Deena Shakir: I have been heartened to see an influx of interest from investors—not only those who have already invested in this space. but new players who see capital deployment as a mechanism of action. There is a long history of examples where regulatory constraints have compelled creativity and innovation among entrepreneurs, leading to new companies are being formed. Meanwhile, even Fortune 15 and 20 companies are helping their employees receive the care they need. Within our portfolio, companies like Maven Clinic have seen a significant month-over-month increase in inbound sales opportunities since the ruling.
What are you seeing concerning valuations, and how far have you seen deals get re-priced down?
Mira Chaurushiya: Valuations at seed and Series A are art, not science. It’s about the founders and investors and how much you want to work together. As for later-stage deals, you can’t expect Series B valuations today to equal what we saw last year. Instead, you must understand what you’re funding. What’s the milestone this company will hit with this funding? And then, you can triangulate the market opportunity and where these valuations should be. It’s not just driven by the data today and the current public markets; there’s a lot of historical data and fundamentals to consider. Many high-quality companies have seen their valuations dampened, but they’ll come out of this better and stronger than they were.
Jonathan Norris: In the first half of this year, Series A biopharma valuation trended to about $20 million as a median. And you could see that most of these deals had founding teams that have been there and done that. I think that adds a lot to the valuation exercise—the founding team’s history of getting to exit is even more important during a more difficult financing environment.
What advice do you have for founders?
Mira Chaurushiya: Don’t tell a 2021 story in 2022. Understand the macro environment, understand where your technology and company are from a stage perspective and when you can hit the next milestone. Don’t make it hard for investors to see how they will generate value from that round. Secondly, choose investors who will be great partners—someone who will be there when markets like this happen. Is your investor already thinking about how they’ll reserve capital, so you have money for that insider round? Having a solid investor syndicate is way more important than your valuation.
Deena Shakir: Continued focus on fundamentals is important, and it’s not easy for founders who have been used to a certain way of fundraising for a long time. You're unlikely to be raising at 3x to 4x every three to four months, which seemed normal for a while. The best CEOs are already thinking about what is best for the company and its employees. Not being myopic about valuation is one of the most powerful things you can do to recruit and retain talent and weather this storm.
A big thank you to our guest panelists and moderator for their participation in the event. For more of the report’s findings, download Healthcare Investments and Exits Mid-Year 2022 and watch the on-demand webinar for report highlights and the complete question and answer session between the panelists.

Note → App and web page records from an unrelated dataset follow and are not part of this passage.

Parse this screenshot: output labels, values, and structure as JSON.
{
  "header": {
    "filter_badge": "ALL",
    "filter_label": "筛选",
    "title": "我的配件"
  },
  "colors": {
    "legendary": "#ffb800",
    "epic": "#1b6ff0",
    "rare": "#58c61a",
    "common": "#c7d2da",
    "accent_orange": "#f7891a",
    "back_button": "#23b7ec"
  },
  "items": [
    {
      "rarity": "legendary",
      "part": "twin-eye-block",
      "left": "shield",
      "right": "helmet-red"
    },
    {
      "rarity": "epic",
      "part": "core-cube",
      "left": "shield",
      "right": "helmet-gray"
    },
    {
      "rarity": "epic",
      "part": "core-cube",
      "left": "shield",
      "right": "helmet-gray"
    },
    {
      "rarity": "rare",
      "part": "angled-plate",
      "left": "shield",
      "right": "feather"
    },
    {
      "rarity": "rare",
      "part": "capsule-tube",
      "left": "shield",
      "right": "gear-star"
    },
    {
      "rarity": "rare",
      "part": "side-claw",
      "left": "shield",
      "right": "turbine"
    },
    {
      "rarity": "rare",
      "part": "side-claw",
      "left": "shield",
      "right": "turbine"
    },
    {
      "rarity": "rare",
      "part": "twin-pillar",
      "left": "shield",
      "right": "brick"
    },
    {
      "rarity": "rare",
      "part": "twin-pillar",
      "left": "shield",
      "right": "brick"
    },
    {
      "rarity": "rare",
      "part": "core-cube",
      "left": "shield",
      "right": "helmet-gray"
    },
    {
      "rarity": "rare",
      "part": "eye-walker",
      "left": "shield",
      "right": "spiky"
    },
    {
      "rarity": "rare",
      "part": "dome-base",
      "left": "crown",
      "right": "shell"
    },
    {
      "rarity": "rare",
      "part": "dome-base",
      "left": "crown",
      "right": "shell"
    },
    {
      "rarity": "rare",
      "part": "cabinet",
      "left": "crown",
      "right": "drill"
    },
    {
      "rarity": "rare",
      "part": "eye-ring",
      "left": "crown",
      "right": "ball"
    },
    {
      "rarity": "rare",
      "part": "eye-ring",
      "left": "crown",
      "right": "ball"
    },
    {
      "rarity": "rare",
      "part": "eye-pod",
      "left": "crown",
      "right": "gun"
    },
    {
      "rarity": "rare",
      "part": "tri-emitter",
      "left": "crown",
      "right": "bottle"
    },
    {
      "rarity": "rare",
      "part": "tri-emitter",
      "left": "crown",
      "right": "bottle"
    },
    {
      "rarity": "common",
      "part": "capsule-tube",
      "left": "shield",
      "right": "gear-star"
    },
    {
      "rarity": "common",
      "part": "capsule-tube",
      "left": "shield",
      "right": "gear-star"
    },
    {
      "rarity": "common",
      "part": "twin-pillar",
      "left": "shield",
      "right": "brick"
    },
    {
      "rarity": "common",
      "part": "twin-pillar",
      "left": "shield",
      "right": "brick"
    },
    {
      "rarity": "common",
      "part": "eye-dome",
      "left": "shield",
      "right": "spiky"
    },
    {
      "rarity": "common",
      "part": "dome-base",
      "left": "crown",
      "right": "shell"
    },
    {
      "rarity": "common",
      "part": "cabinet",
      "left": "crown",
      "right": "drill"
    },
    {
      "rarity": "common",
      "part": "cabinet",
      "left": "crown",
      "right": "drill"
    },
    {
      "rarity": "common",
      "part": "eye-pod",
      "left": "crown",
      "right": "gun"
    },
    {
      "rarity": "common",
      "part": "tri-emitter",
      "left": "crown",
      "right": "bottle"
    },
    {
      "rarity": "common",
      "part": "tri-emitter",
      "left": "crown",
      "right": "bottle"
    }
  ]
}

If you’re interested in learning more about how SVB supports global life science and healthcare companies, visit our Global Life Science & Healthcare practice and contact us.